[Data for analysis — start]

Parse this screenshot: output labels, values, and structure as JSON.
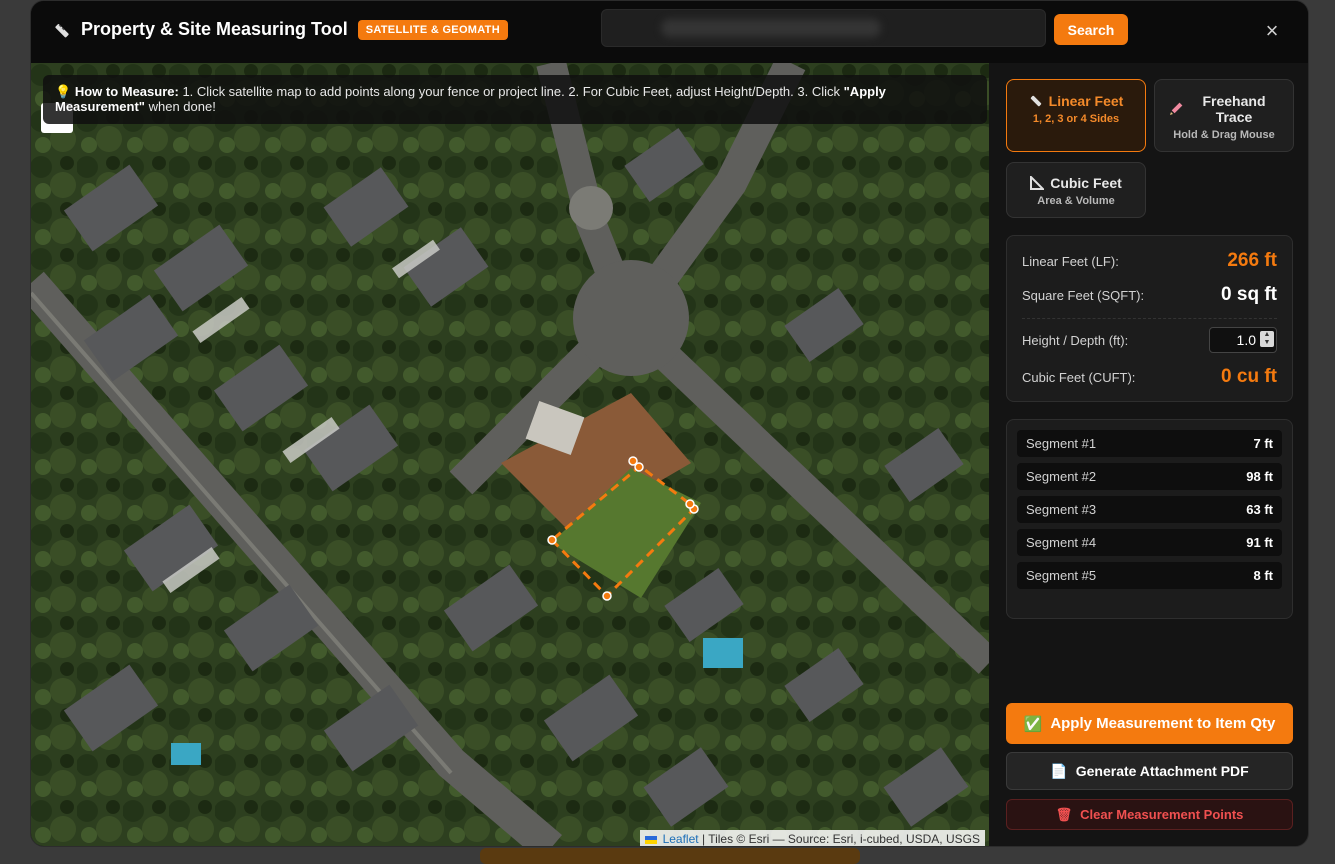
{
  "header": {
    "title": "Property & Site Measuring Tool",
    "badge": "SATELLITE & GEOMATH",
    "search_value": "",
    "search_button": "Search",
    "close_glyph": "×"
  },
  "howto": {
    "lead": "How to Measure:",
    "text": "1. Click satellite map to add points along your fence or project line. 2. For Cubic Feet, adjust Height/Depth. 3. Click",
    "bold": "\"Apply Measurement\"",
    "tail": "when done!"
  },
  "attribution": {
    "leaflet": "Leaflet",
    "tiles": "| Tiles © Esri — Source: Esri, i-cubed, USDA, USGS"
  },
  "modes": [
    {
      "title": "Linear Feet",
      "subtitle": "1, 2, 3 or 4 Sides",
      "icon": "ruler-icon",
      "active": true
    },
    {
      "title": "Freehand Trace",
      "subtitle": "Hold & Drag Mouse",
      "icon": "pencil-icon",
      "active": false
    },
    {
      "title": "Cubic Feet",
      "subtitle": "Area & Volume",
      "icon": "triangle-ruler-icon",
      "active": false
    }
  ],
  "stats": {
    "linear_label": "Linear Feet (LF):",
    "linear_value": "266 ft",
    "square_label": "Square Feet (SQFT):",
    "square_value": "0 sq ft",
    "height_label": "Height / Depth (ft):",
    "height_value": "1.0",
    "cubic_label": "Cubic Feet (CUFT):",
    "cubic_value": "0 cu ft"
  },
  "segments": [
    {
      "label": "Segment #1",
      "value": "7 ft"
    },
    {
      "label": "Segment #2",
      "value": "98 ft"
    },
    {
      "label": "Segment #3",
      "value": "63 ft"
    },
    {
      "label": "Segment #4",
      "value": "91 ft"
    },
    {
      "label": "Segment #5",
      "value": "8 ft"
    }
  ],
  "buttons": {
    "apply": "Apply Measurement to Item Qty",
    "pdf": "Generate Attachment PDF",
    "clear": "Clear Measurement Points"
  },
  "colors": {
    "accent": "#f47a0f",
    "danger": "#f05050",
    "panel": "#1c1c1c"
  }
}
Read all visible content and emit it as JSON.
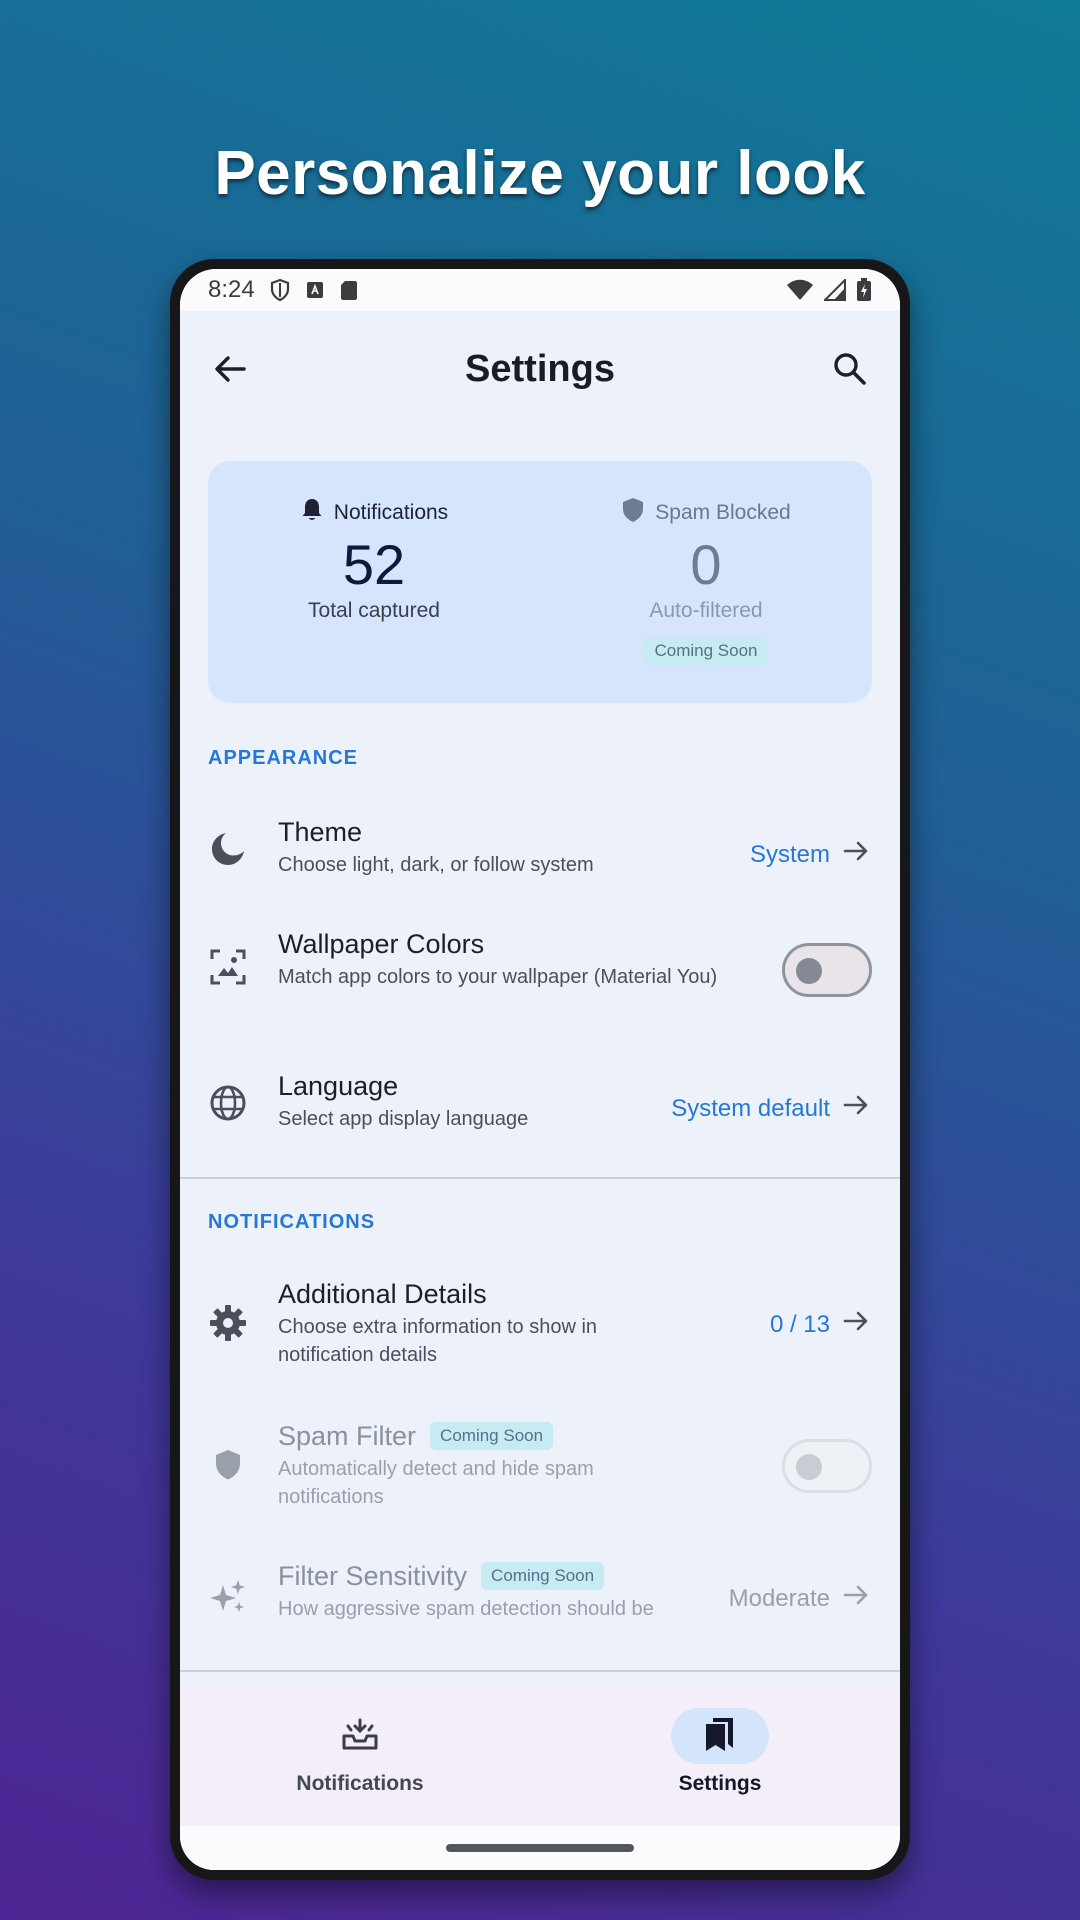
{
  "promo": {
    "title": "Personalize your look"
  },
  "status_bar": {
    "time": "8:24"
  },
  "app_bar": {
    "title": "Settings"
  },
  "stats": {
    "notifications": {
      "label": "Notifications",
      "value": "52",
      "sub": "Total captured"
    },
    "spam": {
      "label": "Spam Blocked",
      "value": "0",
      "sub": "Auto-filtered",
      "badge": "Coming Soon"
    }
  },
  "appearance": {
    "header": "APPEARANCE",
    "theme": {
      "title": "Theme",
      "subtitle": "Choose light, dark, or follow system",
      "value": "System"
    },
    "wallpaper": {
      "title": "Wallpaper Colors",
      "subtitle": "Match app colors to your wallpaper (Material You)",
      "enabled": false
    },
    "language": {
      "title": "Language",
      "subtitle": "Select app display language",
      "value": "System default"
    }
  },
  "notifications_section": {
    "header": "NOTIFICATIONS",
    "details": {
      "title": "Additional Details",
      "subtitle": "Choose extra information to show in notification details",
      "value": "0 / 13"
    },
    "spam_filter": {
      "title": "Spam Filter",
      "badge": "Coming Soon",
      "subtitle": "Automatically detect and hide spam notifications",
      "enabled": false
    },
    "sensitivity": {
      "title": "Filter Sensitivity",
      "badge": "Coming Soon",
      "subtitle": "How aggressive spam detection should be",
      "value": "Moderate"
    }
  },
  "bottom_nav": {
    "items": [
      {
        "label": "Notifications",
        "selected": false
      },
      {
        "label": "Settings",
        "selected": true
      }
    ]
  },
  "colors": {
    "accent": "#2578d3",
    "card": "#d6e5fc",
    "background": "#edf2fa",
    "chip": "#c6ebf3"
  }
}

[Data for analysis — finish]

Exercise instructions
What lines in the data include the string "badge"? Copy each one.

Task response
    "badge": "SATELLITE & GEOMATH",
      "badge": "Coming Soon"
      "badge": "Coming Soon",
      "badge": "Coming Soon",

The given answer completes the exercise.